Calculate percentage of colors in image

Hi there! I’m trying to find a working and accurate way to calculate how much of specific colors are in a picture. Be it percents or just numbers. At this point I can’t use photoshop but maybe there’s other ways avaiable that you know of? Thanks in advance. BTW, geotests dot net is not accurate enough

What is geotests?

Acrobat can read colour separations.

will try acrobat, even though adobe products don’t seem to work on my machine

I think you need to better describe what you are wanting to do with the color. It doesn’t sound like you are looking for color seps. Or are you looking for ink percentages, not color percentages?


For example, I’ve got an image with a red circle and a green one. The red circle is bigger. I want the software to tell me that there’s more red in the picture than there’s green. Hope that explains it better

thanks in advance

Yes it does read the separations but I can’t figure out why it gives zero percent to all the colours. I need to know what color dominates in the picture

In a 16-bit color image, 65,536 colors are possible. In a 3000 x 3000-pixel image, for example, there are 9,000,000 pixels.

A simple image with a red circle on a black background might appear to be only two colors, but both the red and black areas will likely be composed of tens or hundreds of thousands of adjacent pixels of slightly different colors.

For example, in hexadecimal notation, the red displayed by a pixel might be dc3f15. The adjacent pixel might be dc3f16. Those are two separate colors, but the two colors are indistinguishable to the human eye.

You stated, “I’m trying to find a working and accurate way to calculate how much of specific colors are in a picture.” If I take your statement literally, you’re asking which of those 65,000 possible colors appears more often than the others. In the 3000 x 3000-pixel image I mentioned, for example, 3987 of those pixels might be dc3f15, and 3892 might be the indistinguishable-to-the-human-eye color dcef16.

Red, blue, purple, yellow, or green aren’t specific — they’re subjective ranges of colors, hues, tints, shades, intensities, etc., in the spectrum of millions of possible variations

In other words, an objective, definitive answer to your question about which color appears most often might be the reddish dc3f15. However, a subjective answer to your question might be that there’s more blue in the photo than red.

Color is complicated, and I don’t know of any software application that will provide a meaningful answer to the rather vague question you’ve asked.
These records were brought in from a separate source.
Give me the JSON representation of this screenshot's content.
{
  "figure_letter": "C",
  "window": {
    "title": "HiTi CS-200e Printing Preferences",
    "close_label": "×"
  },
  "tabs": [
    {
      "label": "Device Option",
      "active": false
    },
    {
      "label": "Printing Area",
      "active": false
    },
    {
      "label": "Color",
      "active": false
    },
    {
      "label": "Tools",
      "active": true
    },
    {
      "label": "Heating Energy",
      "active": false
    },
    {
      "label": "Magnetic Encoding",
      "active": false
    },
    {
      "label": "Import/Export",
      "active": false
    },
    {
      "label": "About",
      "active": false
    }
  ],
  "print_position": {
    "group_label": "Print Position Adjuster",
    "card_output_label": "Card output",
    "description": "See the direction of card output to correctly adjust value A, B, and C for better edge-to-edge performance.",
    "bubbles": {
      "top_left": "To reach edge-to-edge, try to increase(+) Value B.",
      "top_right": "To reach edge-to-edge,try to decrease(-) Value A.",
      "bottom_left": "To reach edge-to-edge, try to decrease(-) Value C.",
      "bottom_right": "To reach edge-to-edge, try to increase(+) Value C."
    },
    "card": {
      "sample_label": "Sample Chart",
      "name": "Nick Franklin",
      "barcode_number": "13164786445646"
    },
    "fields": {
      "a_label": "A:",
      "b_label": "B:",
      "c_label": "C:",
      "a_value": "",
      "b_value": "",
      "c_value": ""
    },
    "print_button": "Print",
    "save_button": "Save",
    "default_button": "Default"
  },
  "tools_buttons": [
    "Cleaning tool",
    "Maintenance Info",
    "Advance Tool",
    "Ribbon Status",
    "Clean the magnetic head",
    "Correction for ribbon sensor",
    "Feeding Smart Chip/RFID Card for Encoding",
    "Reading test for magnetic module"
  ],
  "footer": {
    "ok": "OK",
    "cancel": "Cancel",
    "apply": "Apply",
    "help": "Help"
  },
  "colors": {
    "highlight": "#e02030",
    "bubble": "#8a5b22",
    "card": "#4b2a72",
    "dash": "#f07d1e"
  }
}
This onlline tool tells you the dominant colours

Is it a good idea to be using online software from Ukraine right now?

why would it be a bad idea?

the tool that kind of does what I want is geotests (sorry but the forum does not allow links, just put geotests in google and press the second given link), but sometimes it gives weird, obviously wrong results

This is a bit difficult to explain because it’s conceptually confusing.

Unfortunately, you’re looking for a straightforward solution that doesn’t exist and can’t exist without, first, defining the parameters you want the algorithm to consider.

Going back to my first response, in a 16-bit image, there are 65,536 possible colors. Both the sites that Smurf2 linked to and the one you mentioned ( depend on various algorithms to determine outcome values that are based on medians, averages, color thresholds, pixel cluster samplings, etc., of all those possible colors. Depending on how these and other parameters are used, determines how the result is calculated.

Here’s a simple example of why different answers are equally valid depending on which parameters are used.

In the image below, you might say blue is used more than any other color because there is far more blue than purple.

However, all those blue colors consist of thousands of variations of blue — each having its own hexadecimal number. Each of those variations of the blue gradient consists of ~960 pixels of any specific blue. However, the small purple square contains 3480 pixels of a specific purple: hex # 7546b6.

In other words, you might say purple (7546b6) is the main color because that specific color outnumbers any of the specific blue colors.

Depending on the variable used (e.g., how the question is asked), either purple or blue could be the correct answer.

The website Smurf2 linked to uses its own predefined set of parameters in the algorithm. The site lets the user determine some of the parameters. If the algorithms are written correctly, they will provide accurate answers, but those answers, by necessity, must be obtained by using the various parameters the algorithm considers.

Thanks a lot you for your responses! There’s one improtant detail about what I’m looking for - the input material that I’m going to work with will only contain 5 colors, so I guess I need to figure out what the settings on geotests do try to stick to that software.

thanks again